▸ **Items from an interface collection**
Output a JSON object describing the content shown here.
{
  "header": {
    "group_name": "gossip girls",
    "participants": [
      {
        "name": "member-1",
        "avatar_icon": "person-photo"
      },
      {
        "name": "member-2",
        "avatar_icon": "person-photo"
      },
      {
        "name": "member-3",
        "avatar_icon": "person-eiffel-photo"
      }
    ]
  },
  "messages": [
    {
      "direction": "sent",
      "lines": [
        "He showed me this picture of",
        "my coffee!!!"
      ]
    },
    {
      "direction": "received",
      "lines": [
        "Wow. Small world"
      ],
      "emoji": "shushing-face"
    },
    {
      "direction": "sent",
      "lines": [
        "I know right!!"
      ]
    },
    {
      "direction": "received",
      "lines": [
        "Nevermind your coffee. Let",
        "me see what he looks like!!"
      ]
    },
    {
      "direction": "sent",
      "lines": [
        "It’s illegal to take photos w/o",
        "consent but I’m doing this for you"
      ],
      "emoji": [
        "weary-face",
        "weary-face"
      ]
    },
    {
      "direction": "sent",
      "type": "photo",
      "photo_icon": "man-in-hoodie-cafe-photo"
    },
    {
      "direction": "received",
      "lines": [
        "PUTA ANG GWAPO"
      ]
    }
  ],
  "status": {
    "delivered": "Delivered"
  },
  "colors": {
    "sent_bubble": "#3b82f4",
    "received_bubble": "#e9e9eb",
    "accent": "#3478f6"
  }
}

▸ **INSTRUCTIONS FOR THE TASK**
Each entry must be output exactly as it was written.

▸ **SOLUTION BELOW**
Output a JSON object describing the content shown here.
{
  "header": {
    "group_name": "gossip girls",
    "participants": [
      {
        "name": "member-1",
        "avatar_icon": "person-photo"
      },
      {
        "name": "member-2",
        "avatar_icon": "person-photo"
      },
      {
        "name": "member-3",
        "avatar_icon": "person-eiffel-photo"
      }
    ]
  },
  "messages": [
    {
      "direction": "sent",
      "lines": [
        "He showed me this picture of",
        "my coffee!!!"
      ]
    },
    {
      "direction": "received",
      "lines": [
        "Wow. Small world"
      ],
      "emoji": "shushing-face"
    },
    {
      "direction": "sent",
      "lines": [
        "I know right!!"
      ]
    },
    {
      "direction": "received",
      "lines": [
        "Nevermind your coffee. Let",
        "me see what he looks like!!"
      ]
    },
    {
      "direction": "sent",
      "lines": [
        "It’s illegal to take photos w/o",
        "consent but I’m doing this for you"
      ],
      "emoji": [
        "weary-face",
        "weary-face"
      ]
    },
    {
      "direction": "sent",
      "type": "photo",
      "photo_icon": "man-in-hoodie-cafe-photo"
    },
    {
      "direction": "received",
      "lines": [
        "PUTA ANG GWAPO"
      ]
    }
  ],
  "status": {
    "delivered": "Delivered"
  },
  "colors": {
    "sent_bubble": "#3b82f4",
    "received_bubble": "#e9e9eb",
    "accent": "#3478f6"
  }
}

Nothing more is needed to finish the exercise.